At times the book is funny, while others its sad. Some sections are quite instructive, while others are better read as a warning. On the whole, I felt what Strauss was try to say with the book is that if you think becoming a pickup artist will solve all your problems, you’re wrong. He tells of numerous individuals who devote themselves to sarging (as picking up a woman is called) and subsequently ignore the rest of their lives. That said, Strauss himself clearly benefited from becoming a pickup artist. I think different readers will draw different messages from the book.

The best section of the book as far as I am concerned is the glossary, which contains dozens of terms used by people in the pickup artist community and throughout the book itself. Things like sarging, IOI (indicator of interest), neg (a backhanded compliment or seemingly accidental insult delivered to a beautiful woman, such as “nice nails, are they real?”), AFC (average frustrated chump), AMOG (alpha male of group), and many more. I found the lexicon to be quite entertaining. It reminded me of my days as a clan member in the computer game TFC.

Overall, I really enjoyed the book. It was a fairly quick read, and Strauss keeps it entertaining from start to finish. The subtitle of the book is very telling – this is not a guide or handbook for wannabe pickup artists. Instead, it’s a journey that Strauss is willing to take you along on. Despite having time to reflect on the story (and checking online to see if things Strauss mentions actually exist – they do) I still find it hard to believe there are pickup artists out there. This book tells a pretty incredible tale, and I’m sure some people will be offended. Others, such as myself, will most certainly be entertained.

Funny Tokyo Drift Movie Review

Post ImageDespite a completely rotten rating, it seems there are at least a few people who have enjoyed The Fast and the Furious: Tokyo Drift. I have friends who have said it’s alright, and maybe even enjoyable. I don’t plan on seeing the movie, because I just can’t imagine it would be worth it, even with a cameo by Vin Diesel. However, a commenter on IMDB named wooptydoo certainly thinks it is worth the experience:

You must see this movie just for the cameo appearance by Vin Diesel. It’s going to give you a weird feeling that you will never experience again. It’s like you’re excited but ashamed that you are excited. However, you are somehow angry that he’s in the movie, but content, because you knew you would be angry anyway by the sheer stupidity of the movie. Then when he starts talking you just gaze at the movie screen. It’s like watching a car crash into an orphanage, catch fire and witness kids jumping out the window and landing on a masturbating squirrel. Now, I don’t know what a masturbating squirrel looks like, but I assume it would be like watching the last part of that scene. It was an emotional roller-coaster.

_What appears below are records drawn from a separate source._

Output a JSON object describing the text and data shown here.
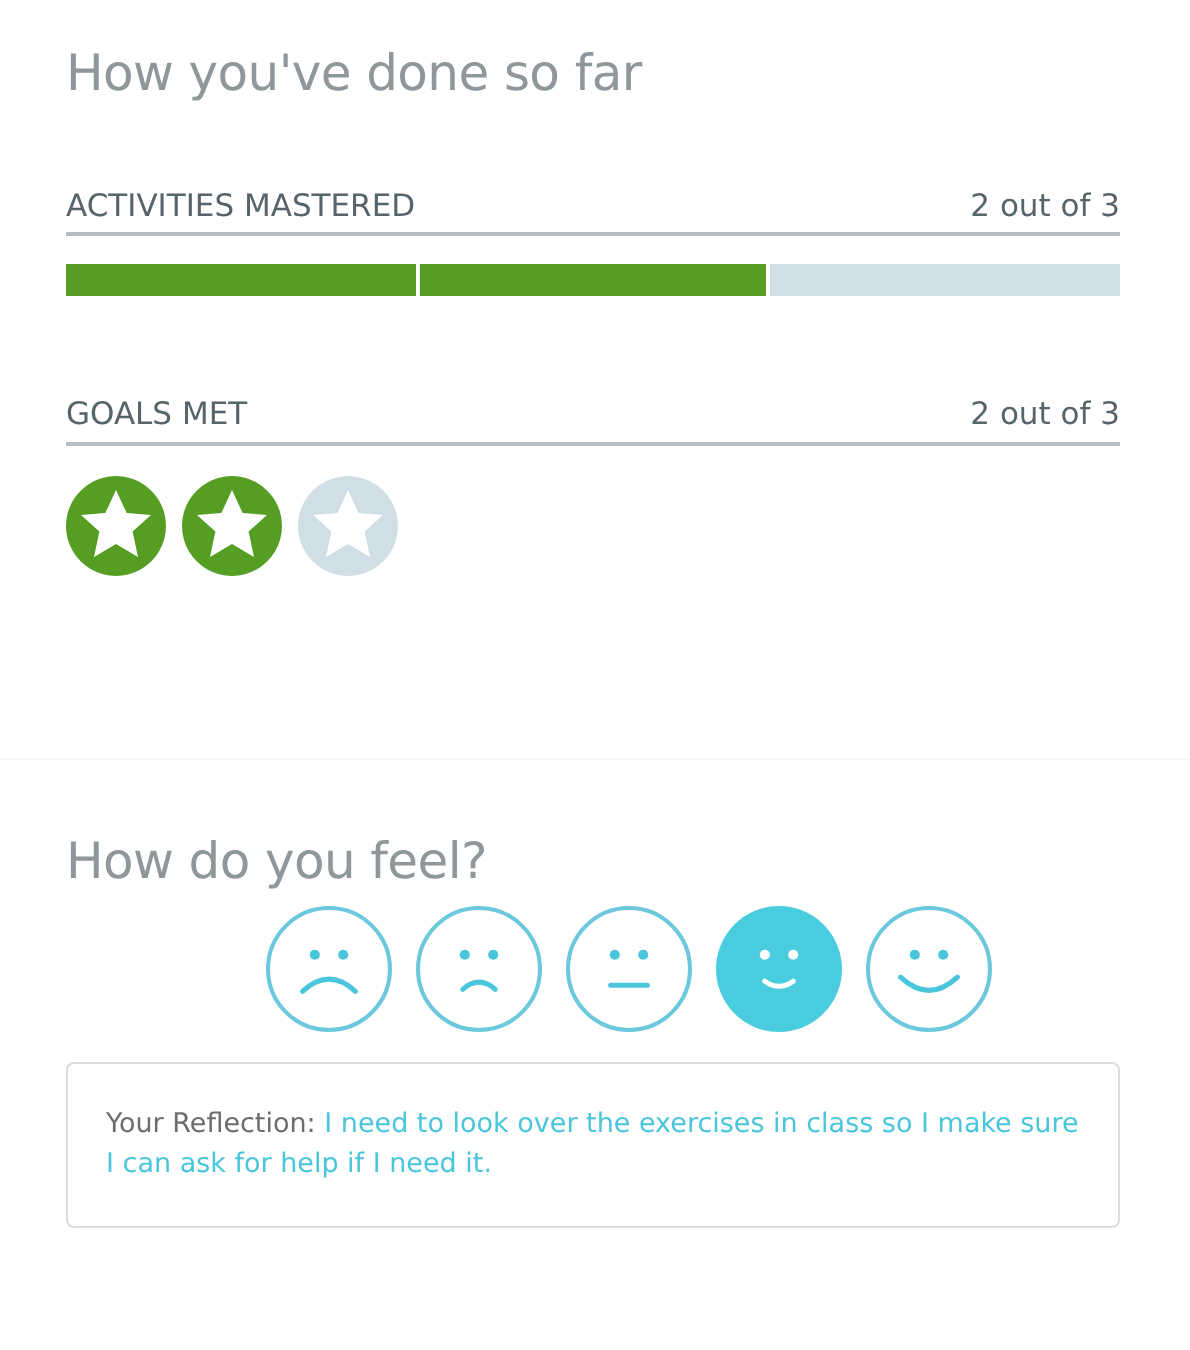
{
  "progress": {
    "title": "How you've done so far",
    "activities": {
      "label": "ACTIVITIES MASTERED",
      "count": "2 out of 3",
      "level": 0.667
    },
    "goals": {
      "label": "GOALS MET",
      "count": "2 out of 3",
      "badges": [
        {
          "met": true
        },
        {
          "met": true
        },
        {
          "met": false
        }
      ]
    }
  },
  "feelings": {
    "title": "How do you feel?",
    "moods": [
      {
        "kind": "sad",
        "selected": false
      },
      {
        "kind": "unhappy",
        "selected": false
      },
      {
        "kind": "neutral",
        "selected": false
      },
      {
        "kind": "content",
        "selected": true
      },
      {
        "kind": "happy",
        "selected": false
      }
    ],
    "reflection": {
      "label": "Your Reflection:",
      "text": "I need to look over the exercises in class so I make sure I can ask for help if I need it."
    }
  }
}
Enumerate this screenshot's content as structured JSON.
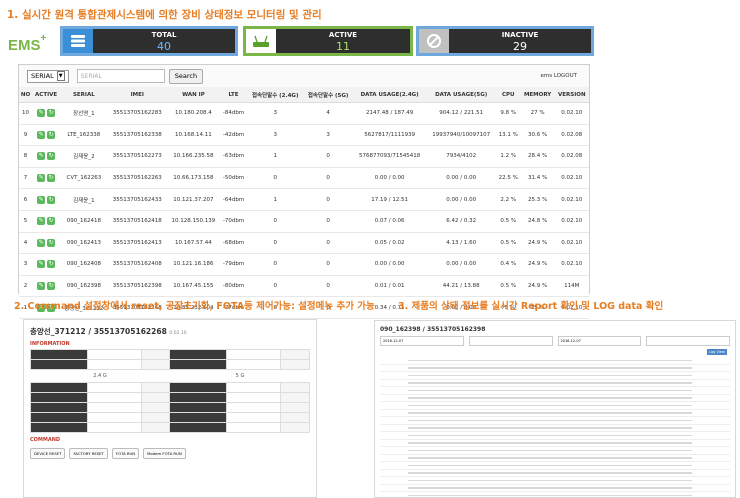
{
  "headings": {
    "h1": "1. 실시간 원격 통합관제시스템에 의한 장비 상태정보 모니터링 및 관리",
    "h2": "2. Command 설정창에서 reset, 공장초기화, FOTA등 제어가능: 설정메뉴 추가 가능",
    "h3": "3. 제품의 상태 정보를 실시간 Report 확인 및 LOG data 확인"
  },
  "logo": {
    "text": "EMS",
    "sup": "+"
  },
  "stats": {
    "total": {
      "label": "TOTAL",
      "value": "40"
    },
    "active": {
      "label": "ACTIVE",
      "value": "11"
    },
    "inactive": {
      "label": "INACTIVE",
      "value": "29"
    }
  },
  "toolbar": {
    "select_value": "SERIAL",
    "search_placeholder": "SERIAL",
    "search_button": "Search",
    "logout": "ems LOGOUT"
  },
  "columns": [
    "NO",
    "ACTIVE",
    "SERIAL",
    "IMEI",
    "WAN IP",
    "LTE",
    "접속단말수 (2.4G)",
    "접속단말수 (5G)",
    "DATA USAGE(2.4G)",
    "DATA USAGE(5G)",
    "CPU",
    "MEMORY",
    "VERSION"
  ],
  "rows": [
    [
      "10",
      "장선영_1",
      "35513705162283",
      "10.180.208.4",
      "-84dbm",
      "3",
      "4",
      "2147.48 / 187.49",
      "904.12 / 221.51",
      "9.8 %",
      "27 %",
      "0.02.10"
    ],
    [
      "9",
      "LTE_162338",
      "35513705162338",
      "10.168.14.11",
      "-42dbm",
      "3",
      "3",
      "5627817/1111939",
      "19937940/10097107",
      "13.1 %",
      "30.6 %",
      "0.02.08"
    ],
    [
      "8",
      "김재윤_2",
      "35513705162273",
      "10.166.235.58",
      "-63dbm",
      "1",
      "0",
      "576877093/71545418",
      "7934/4102",
      "1.2 %",
      "28.4 %",
      "0.02.08"
    ],
    [
      "7",
      "CVT_162263",
      "35513705162263",
      "10.66.173.158",
      "-50dbm",
      "0",
      "0",
      "0.00 / 0.00",
      "0.00 / 0.00",
      "22.5 %",
      "31.4 %",
      "0.02.10"
    ],
    [
      "6",
      "김재윤_1",
      "35513705162433",
      "10.121.37.207",
      "-64dbm",
      "1",
      "0",
      "17.19 / 12.51",
      "0.00 / 0.00",
      "2.2 %",
      "25.3 %",
      "0.02.10"
    ],
    [
      "5",
      "090_162418",
      "35513705162418",
      "10.128.150.139",
      "-70dbm",
      "0",
      "0",
      "0.07 / 0.06",
      "6.42 / 0.32",
      "0.5 %",
      "24.8 %",
      "0.02.10"
    ],
    [
      "4",
      "090_162413",
      "35513705162413",
      "10.167.57.44",
      "-68dbm",
      "0",
      "0",
      "0.05 / 0.02",
      "4.13 / 1.60",
      "0.5 %",
      "24.9 %",
      "0.02.10"
    ],
    [
      "3",
      "090_162408",
      "35513705162408",
      "10.121.16.186",
      "-79dbm",
      "0",
      "0",
      "0.00 / 0.00",
      "0.00 / 0.00",
      "0.4 %",
      "24.9 %",
      "0.02.10"
    ],
    [
      "2",
      "090_162398",
      "35513705162398",
      "10.167.45.155",
      "-80dbm",
      "0",
      "0",
      "0.01 / 0.01",
      "44.21 / 13.88",
      "0.5 %",
      "24.9 %",
      "114M"
    ],
    [
      "1",
      "충양선_371212",
      "35513705162268",
      "10.85.232.104",
      "-77dbm",
      "0",
      "0",
      "0.34 / 0.71",
      "0.01 / 0.00",
      "75 %",
      "25 %",
      "0.02.10"
    ]
  ],
  "shot_a": {
    "title": "충양선_371212 / 35513705162268",
    "version": "0.02.10",
    "information_label": "INFORMATION",
    "band_24": "2.4 G",
    "band_5": "5 G",
    "command_label": "COMMAND",
    "commands": [
      "DEVICE RESET",
      "FACTORY RESET",
      "FOTA RUN",
      "Modem FOTA RUN"
    ]
  },
  "shot_b": {
    "title": "090_162398 / 35513705162398",
    "date_start": "2016-12-07",
    "date_end": "2016-12-07",
    "log_button": "Log View"
  },
  "colors": {
    "heading": "#e67d22",
    "logo": "#7ab648",
    "total_border": "#6fa8dc",
    "active_border": "#7ab648"
  }
}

Somehow that kind of comment is so much more interesting than the usual “trashy, but fun” kind of thing, don’t you think?

I guess the good news with Tokyo Drift is that there haven’t been any news reports of teenagers destroying theatres by attempting to drift in the parking lot. At least, none that I have seen!